Instructions for the task ->
Count the lines of the records below that hold the word "macam", and give only the number.

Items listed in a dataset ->
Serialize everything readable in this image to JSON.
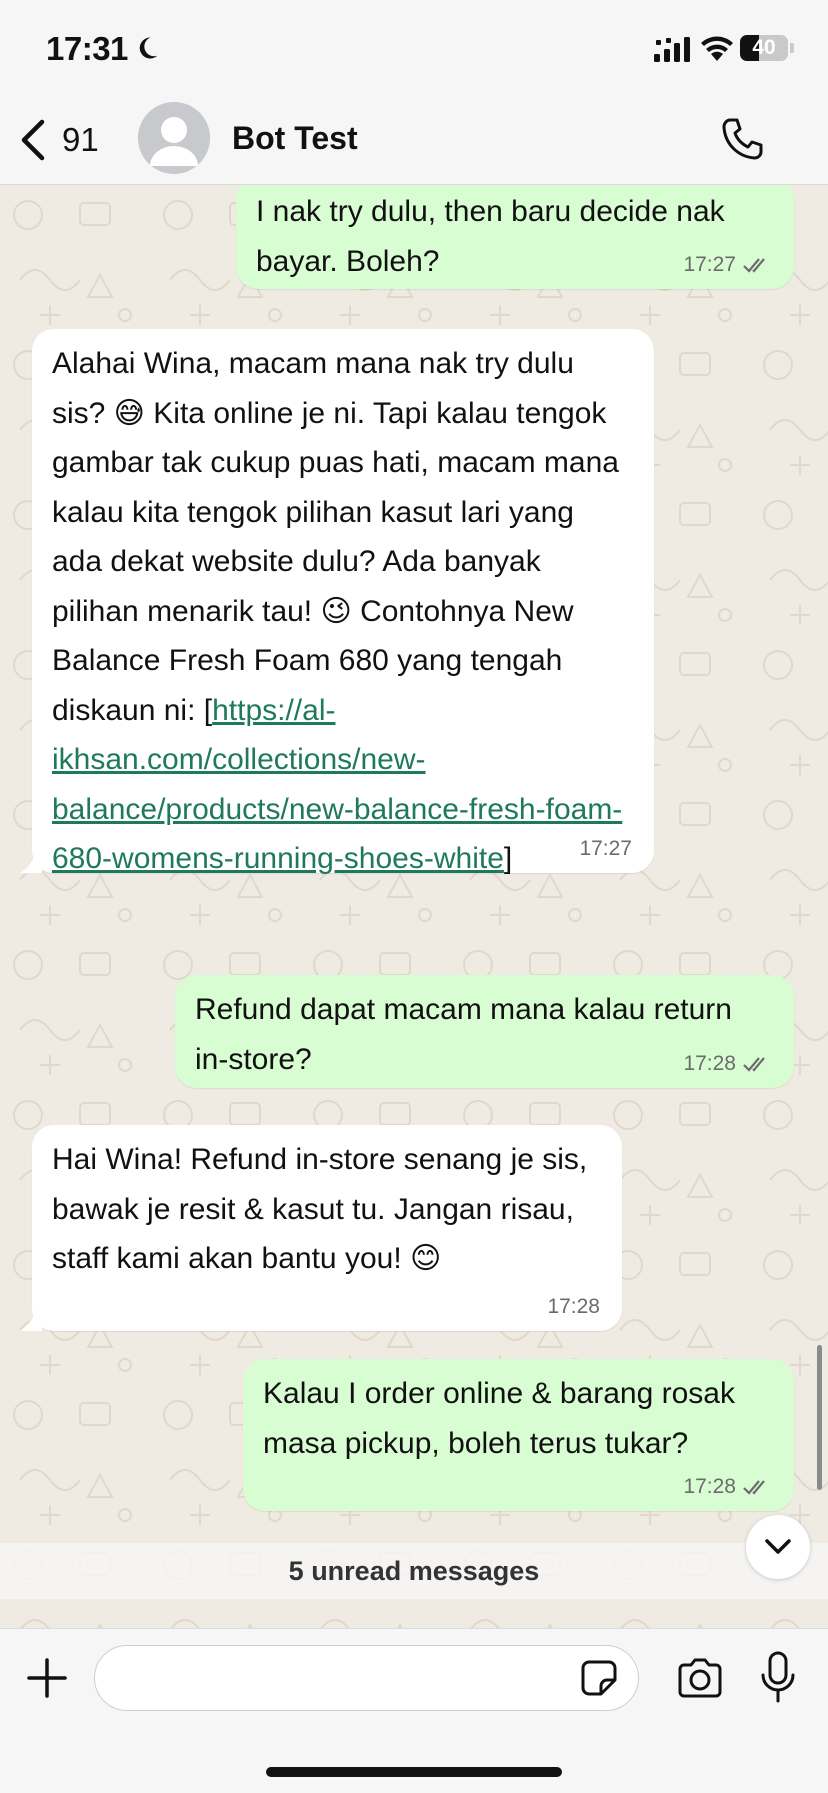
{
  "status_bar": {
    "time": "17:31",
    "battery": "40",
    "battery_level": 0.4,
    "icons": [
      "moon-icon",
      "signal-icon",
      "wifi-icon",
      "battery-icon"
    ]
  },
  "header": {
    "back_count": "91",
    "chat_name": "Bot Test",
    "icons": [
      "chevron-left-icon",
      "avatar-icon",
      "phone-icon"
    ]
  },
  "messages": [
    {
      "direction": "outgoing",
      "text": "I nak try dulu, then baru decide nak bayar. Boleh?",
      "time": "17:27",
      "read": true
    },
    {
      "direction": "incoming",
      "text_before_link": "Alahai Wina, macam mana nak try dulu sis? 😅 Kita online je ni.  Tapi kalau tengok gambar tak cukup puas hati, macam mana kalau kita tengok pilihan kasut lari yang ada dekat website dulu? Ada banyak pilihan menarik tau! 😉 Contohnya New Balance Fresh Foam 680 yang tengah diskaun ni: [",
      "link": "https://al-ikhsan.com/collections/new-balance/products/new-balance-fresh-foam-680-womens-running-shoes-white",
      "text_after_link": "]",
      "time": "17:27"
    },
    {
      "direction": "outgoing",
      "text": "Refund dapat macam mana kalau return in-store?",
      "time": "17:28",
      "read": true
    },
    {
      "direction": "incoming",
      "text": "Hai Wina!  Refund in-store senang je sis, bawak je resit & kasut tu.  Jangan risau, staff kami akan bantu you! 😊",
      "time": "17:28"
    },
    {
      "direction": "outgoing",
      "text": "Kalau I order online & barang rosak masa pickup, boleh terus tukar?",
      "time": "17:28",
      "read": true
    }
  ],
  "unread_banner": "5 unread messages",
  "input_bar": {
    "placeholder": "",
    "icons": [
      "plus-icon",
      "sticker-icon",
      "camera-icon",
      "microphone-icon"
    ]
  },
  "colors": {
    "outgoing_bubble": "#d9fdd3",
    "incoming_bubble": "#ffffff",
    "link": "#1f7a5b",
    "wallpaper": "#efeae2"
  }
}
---
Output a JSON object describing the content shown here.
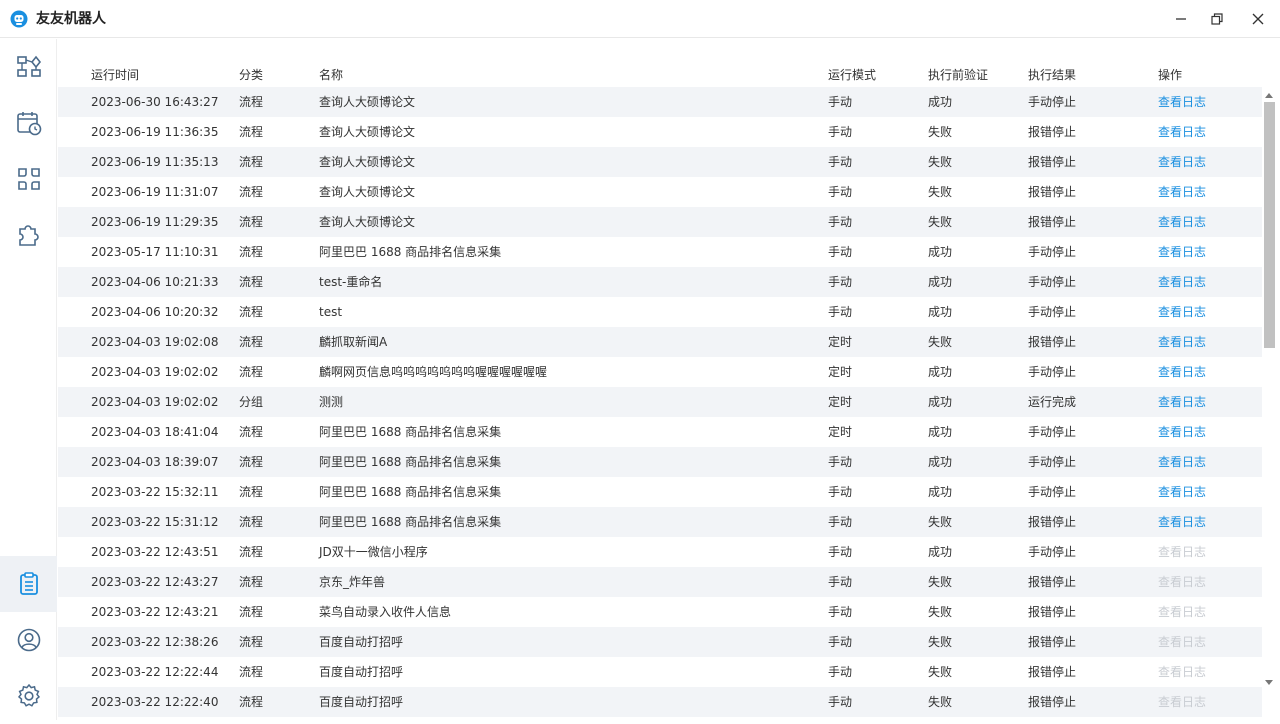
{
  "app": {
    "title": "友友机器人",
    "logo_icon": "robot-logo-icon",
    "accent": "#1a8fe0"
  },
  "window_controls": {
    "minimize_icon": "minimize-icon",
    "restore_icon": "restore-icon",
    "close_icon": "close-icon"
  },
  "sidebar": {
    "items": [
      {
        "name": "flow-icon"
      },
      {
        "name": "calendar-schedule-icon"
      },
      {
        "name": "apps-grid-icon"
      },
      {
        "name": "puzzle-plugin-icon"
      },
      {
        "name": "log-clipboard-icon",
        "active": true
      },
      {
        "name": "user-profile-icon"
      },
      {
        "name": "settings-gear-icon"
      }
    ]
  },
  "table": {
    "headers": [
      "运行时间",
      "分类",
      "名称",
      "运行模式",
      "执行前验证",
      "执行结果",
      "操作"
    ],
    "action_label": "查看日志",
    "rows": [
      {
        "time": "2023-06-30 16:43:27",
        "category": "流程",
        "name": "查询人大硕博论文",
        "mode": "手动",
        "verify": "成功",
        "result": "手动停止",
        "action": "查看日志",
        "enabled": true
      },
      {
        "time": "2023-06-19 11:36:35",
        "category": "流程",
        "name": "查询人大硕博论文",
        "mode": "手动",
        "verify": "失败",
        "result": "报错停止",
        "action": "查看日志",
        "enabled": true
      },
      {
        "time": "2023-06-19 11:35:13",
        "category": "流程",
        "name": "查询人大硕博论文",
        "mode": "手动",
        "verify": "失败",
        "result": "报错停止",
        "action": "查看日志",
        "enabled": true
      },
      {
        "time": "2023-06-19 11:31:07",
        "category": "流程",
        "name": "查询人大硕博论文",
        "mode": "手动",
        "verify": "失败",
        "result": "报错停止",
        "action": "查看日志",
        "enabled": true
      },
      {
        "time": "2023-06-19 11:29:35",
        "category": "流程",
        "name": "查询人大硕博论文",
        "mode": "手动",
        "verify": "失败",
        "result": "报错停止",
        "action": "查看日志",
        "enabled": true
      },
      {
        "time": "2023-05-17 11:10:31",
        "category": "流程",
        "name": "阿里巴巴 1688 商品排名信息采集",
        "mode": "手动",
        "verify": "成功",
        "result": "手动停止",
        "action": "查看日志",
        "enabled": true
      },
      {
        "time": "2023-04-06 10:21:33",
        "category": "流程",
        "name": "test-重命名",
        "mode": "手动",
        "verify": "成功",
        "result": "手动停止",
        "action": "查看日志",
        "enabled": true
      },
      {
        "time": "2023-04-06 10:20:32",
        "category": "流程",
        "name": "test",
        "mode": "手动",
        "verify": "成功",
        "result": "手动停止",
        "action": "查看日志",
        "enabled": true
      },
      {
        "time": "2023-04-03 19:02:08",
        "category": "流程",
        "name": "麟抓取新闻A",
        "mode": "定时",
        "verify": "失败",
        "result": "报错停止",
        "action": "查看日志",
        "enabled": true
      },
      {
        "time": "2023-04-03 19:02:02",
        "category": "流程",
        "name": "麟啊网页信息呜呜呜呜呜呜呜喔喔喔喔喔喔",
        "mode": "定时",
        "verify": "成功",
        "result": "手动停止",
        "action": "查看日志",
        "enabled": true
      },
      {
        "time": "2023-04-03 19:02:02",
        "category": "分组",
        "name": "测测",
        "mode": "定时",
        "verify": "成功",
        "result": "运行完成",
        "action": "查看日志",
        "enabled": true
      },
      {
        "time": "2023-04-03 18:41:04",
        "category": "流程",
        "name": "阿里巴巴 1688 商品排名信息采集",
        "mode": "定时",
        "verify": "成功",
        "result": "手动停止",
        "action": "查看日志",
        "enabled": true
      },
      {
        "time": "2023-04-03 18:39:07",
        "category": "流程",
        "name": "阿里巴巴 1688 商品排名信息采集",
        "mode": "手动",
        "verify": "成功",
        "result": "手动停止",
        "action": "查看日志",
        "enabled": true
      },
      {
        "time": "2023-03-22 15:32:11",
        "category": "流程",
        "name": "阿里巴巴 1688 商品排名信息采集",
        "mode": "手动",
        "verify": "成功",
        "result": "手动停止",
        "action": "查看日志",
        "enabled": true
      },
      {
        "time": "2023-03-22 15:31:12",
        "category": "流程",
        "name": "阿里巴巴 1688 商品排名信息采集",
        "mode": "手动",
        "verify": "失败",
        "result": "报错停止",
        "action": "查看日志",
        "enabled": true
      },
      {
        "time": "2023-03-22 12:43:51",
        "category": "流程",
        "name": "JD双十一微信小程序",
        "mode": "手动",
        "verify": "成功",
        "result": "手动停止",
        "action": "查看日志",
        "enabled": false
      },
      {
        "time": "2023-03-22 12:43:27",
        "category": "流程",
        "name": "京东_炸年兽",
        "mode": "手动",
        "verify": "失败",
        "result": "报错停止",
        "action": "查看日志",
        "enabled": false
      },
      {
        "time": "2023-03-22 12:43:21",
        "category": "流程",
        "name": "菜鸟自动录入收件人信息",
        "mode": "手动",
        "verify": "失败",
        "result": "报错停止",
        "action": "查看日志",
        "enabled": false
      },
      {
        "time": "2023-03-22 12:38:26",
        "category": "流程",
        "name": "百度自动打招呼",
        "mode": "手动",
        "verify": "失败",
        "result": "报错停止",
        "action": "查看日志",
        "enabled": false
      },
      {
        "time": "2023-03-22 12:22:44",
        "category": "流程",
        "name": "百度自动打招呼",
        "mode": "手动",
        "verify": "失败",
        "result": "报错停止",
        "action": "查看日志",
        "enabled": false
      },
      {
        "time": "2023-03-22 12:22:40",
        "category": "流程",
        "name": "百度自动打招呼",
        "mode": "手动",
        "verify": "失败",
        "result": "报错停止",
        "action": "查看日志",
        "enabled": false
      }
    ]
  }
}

Answer ->
2